Just before Christmas, New York Times surprised us with a ‘wonderful’ gift. A report that clearly shows that Facebook has been sharing our private conversations with major companies like Apple, Microsoft, Amazon, Spotify, Netflix, Yahoo and many more.
Discovered report included information of over 200 pages of leaked documents, which contained the data about secret partnerships with third-party companies, that enabled them to allegedly read, compose or even delete the messages. Regarding them as ‘partners’, allowed them to not be controlled with usual privacy regulations. The number of companies that was discovered, when it comes to that level of clearance was estimated to be over 150.
“The deals, the oldest of which date to 2010, were all active in 2017,” The Times reported. “Some were still in effect this year.”

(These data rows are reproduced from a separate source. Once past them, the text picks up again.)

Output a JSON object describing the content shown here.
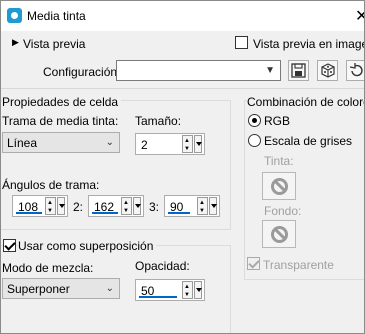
{
  "window": {
    "title": "Media tinta",
    "close": "✕"
  },
  "top": {
    "preview_label": "Vista previa",
    "preview_in_image_label": "Vista previa en imagen",
    "preview_in_image_checked": false,
    "config_label": "Configuración",
    "config_value": ""
  },
  "cell": {
    "group_label": "Propiedades de celda",
    "pattern_label": "Trama de media tinta:",
    "pattern_value": "Línea",
    "size_label": "Tamaño:",
    "size_value": "2",
    "angles_label": "Ángulos de trama:",
    "angle1": "108",
    "angle2_label": "2:",
    "angle2": "162",
    "angle3_label": "3:",
    "angle3": "90"
  },
  "overlay": {
    "checkbox_label": "Usar como superposición",
    "checked": true,
    "blend_label": "Modo de mezcla:",
    "blend_value": "Superponer",
    "opacity_label": "Opacidad:",
    "opacity_value": "50"
  },
  "color": {
    "group_label": "Combinación de colores",
    "rgb_label": "RGB",
    "gray_label": "Escala de grises",
    "selected": "RGB",
    "tint_label": "Tinta:",
    "bg_label": "Fondo:",
    "transparent_label": "Transparente",
    "transparent_checked": true
  }
}
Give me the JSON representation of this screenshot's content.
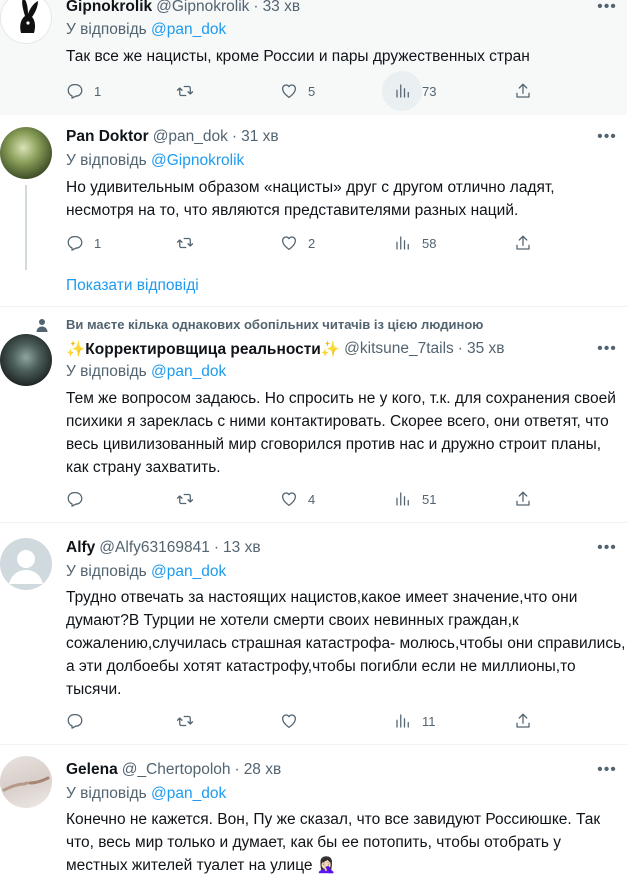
{
  "reply_prefix": "У відповідь",
  "tweets": [
    {
      "name": "Gipnokrolik",
      "handle": "@Gipnokrolik",
      "time": "33 хв",
      "reply_to": "@pan_dok",
      "text": "Так все же нацисты, кроме России и пары дружественных стран",
      "replies": "1",
      "retweets": "",
      "likes": "5",
      "views": "73"
    },
    {
      "name": "Pan Doktor",
      "handle": "@pan_dok",
      "time": "31 хв",
      "reply_to": "@Gipnokrolik",
      "text": "Но удивительным образом «нацисты» друг с другом отлично ладят, несмотря на то, что являются представителями разных наций.",
      "replies": "1",
      "retweets": "",
      "likes": "2",
      "views": "58",
      "show_replies": "Показати відповіді"
    },
    {
      "social_context": "Ви маєте кілька однакових обопільних читачів із цією людиною",
      "name": "✨Корректировщица реальности✨",
      "handle": "@kitsune_7tails",
      "time": "35 хв",
      "reply_to": "@pan_dok",
      "text": "Тем же вопросом задаюсь. Но спросить не у кого, т.к. для сохранения своей психики я зареклась с ними контактировать. Скорее всего, они ответят, что весь цивилизованный мир сговорился против нас и дружно строит планы, как страну захватить.",
      "replies": "",
      "retweets": "",
      "likes": "4",
      "views": "51"
    },
    {
      "name": "Alfy",
      "handle": "@Alfy63169841",
      "time": "13 хв",
      "reply_to": "@pan_dok",
      "text": "Трудно отвечать за настоящих нацистов,какое имеет значение,что они думают?В Турции не хотели смерти своих невинных граждан,к сожалению,случилась страшная катастрофа- молюсь,чтобы они справились, а эти долбоебы хотят катастрофу,чтобы погибли если не миллионы,то тысячи.",
      "replies": "",
      "retweets": "",
      "likes": "",
      "views": "11"
    },
    {
      "name": "Gelena",
      "handle": "@_Chertopoloh",
      "time": "28 хв",
      "reply_to": "@pan_dok",
      "text": "Конечно не кажется. Вон, Пу же сказал, что все завидуют Россиюшке. Так что, весь мир только и думает, как бы ее потопить, чтобы отобрать у местных жителей туалет на улице 🤦🏻‍♀️"
    }
  ],
  "colors": {
    "accent": "#1d9bf0",
    "secondary_text": "#536471",
    "highlight_bg": "#f7f9f9"
  }
}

Major companies that were included in the document started addressing the issue after the controversy bursted out. Moreover, all of the companies are trying to separate themselves from the scandal.
Let’s start with something ‘less dramatic’. I will give you a simple example of how it worked. In the report, New York Times stated that Facebook gave Apple access user’s contacts and calendar, even if the sharing option was switched off. This way they could access the useful data that they wouldn’t have otherwise. Apple publicly denied these allegations and declared that they had never requested that kind access and never used it.
What also probably will warm your heart is the fact, that one the biggest company in the world, Amazon, is also connected with this controversy. They retrieved user’s name’s and contact information from Facebook database. Organisation confirmed getting it all, but didn’t reveal why and what for they used the data.
The more frightening case is with Spotify, Netflix and The Royal Bank of Canada. They have been granted a full access to user’s information and even private conversations. Furthermore, these companies were allegedly able to read, compose and even delete messages. All of the organisations stated that they were not aware of this kind of ‘unique’ access and they were not involved in this matter.
“Over the years we have tried various ways to make Netflix more social,” a Netflix spokesperson told Business Insider. “One example of this was a feature we launched in 2014 that enabled members to recommend TV shows and movies to their Facebook friends via Messenger or Netflix. It was never that popular so we shut the feature down in 2015. At no time did we access people’s private messages on Facebook, or ask for the ability to do so.” —Netflix (@netflix ; Twitter)
“Spotify’s integration with Facebook has always been about sharing and discovering music and podcasts,” Spotify told Business Insider in an emailed statement. “Spotify cannot read users’ private Facebook inbox messages across any of our current integrations. Previously, when users shared music from Spotify, they could add on text that was visible to Spotify. This has since been discontinued. We have no evidence that Spotify ever accessed users’ private Facebook messages.” – Spotify (@Spotify ; Twitter)
The Royal Bank of Canada “disputed that the bank had any such access,” The Times wrote.
The problem lies in the law, because according to the 2011 Federal Trade Commission consent decree, Facebook isn’t violating any laws. Why you may ask? Well they do not need your permission to share your information to other companies, because they are partners, so they are sort of ‘cooperating’. This is a major issue and we can see that in many areas of law with many other cases. Countries and their regulations just can’t keep up with the growth of technological world. The whole process of creating new rules is just too slow. That’s something we should focus on looking forward.
As a result of this controversy, Facebook tried to defend themselves.
“Facebook’s partners don’t get to ignore people’s privacy settings, and it’s wrong to suggest that they do,” Steve Satterfield, Facebook’s director of privacy and public policy, said in their statement for Business Insider. “Over the years, we’ve partnered with other companies so people can use Facebook on devices and platforms that we don’t support ourselves. Unlike a game, streaming music service, or other third-party app, which offer experiences that are independent of Facebook, these partners can only offer specific Facebook features and are unable to use information for independent purposes.”
Facebook has encountered a lot of controversies lately, especially when it comes to the sensitive data they have been gathering from years from their users. They had many leaks, breaches, even the CEO, Mark Zuckerberg had to testify to USA Congress earlier this year. Taking all of that into consideration, do you still want to use Facebook?
- Gray, S. (2018, December 19). Bombshell report shows Facebook let companies like Spotify and Netflix read private messages. https://www.businessinsider.com/facebook-let-major-tech-companies-feast-on-user-data-2018-12?IR=T
- Keach, S. (2018, December 19). Facebook secretly let Netflix and Spotify read your PRIVATE messages – as tech giants rocked by bombshell report. https://www.thesun.co.uk/tech/8013861/facebook-netflix-spotify-private-messages-data-scandal/
- Muskit, S. (2015, July 14). What Does Happiness Mean To Mark Zuckerberg?. https://lifebeyondnumbers.com/happiness-mark-zuckerberg/
- Zuver, J. (2018, July 26). Drew And Mike – July 26, 2018. https://drewandmikepodcast.com/drew-and-mike-july-26-2018/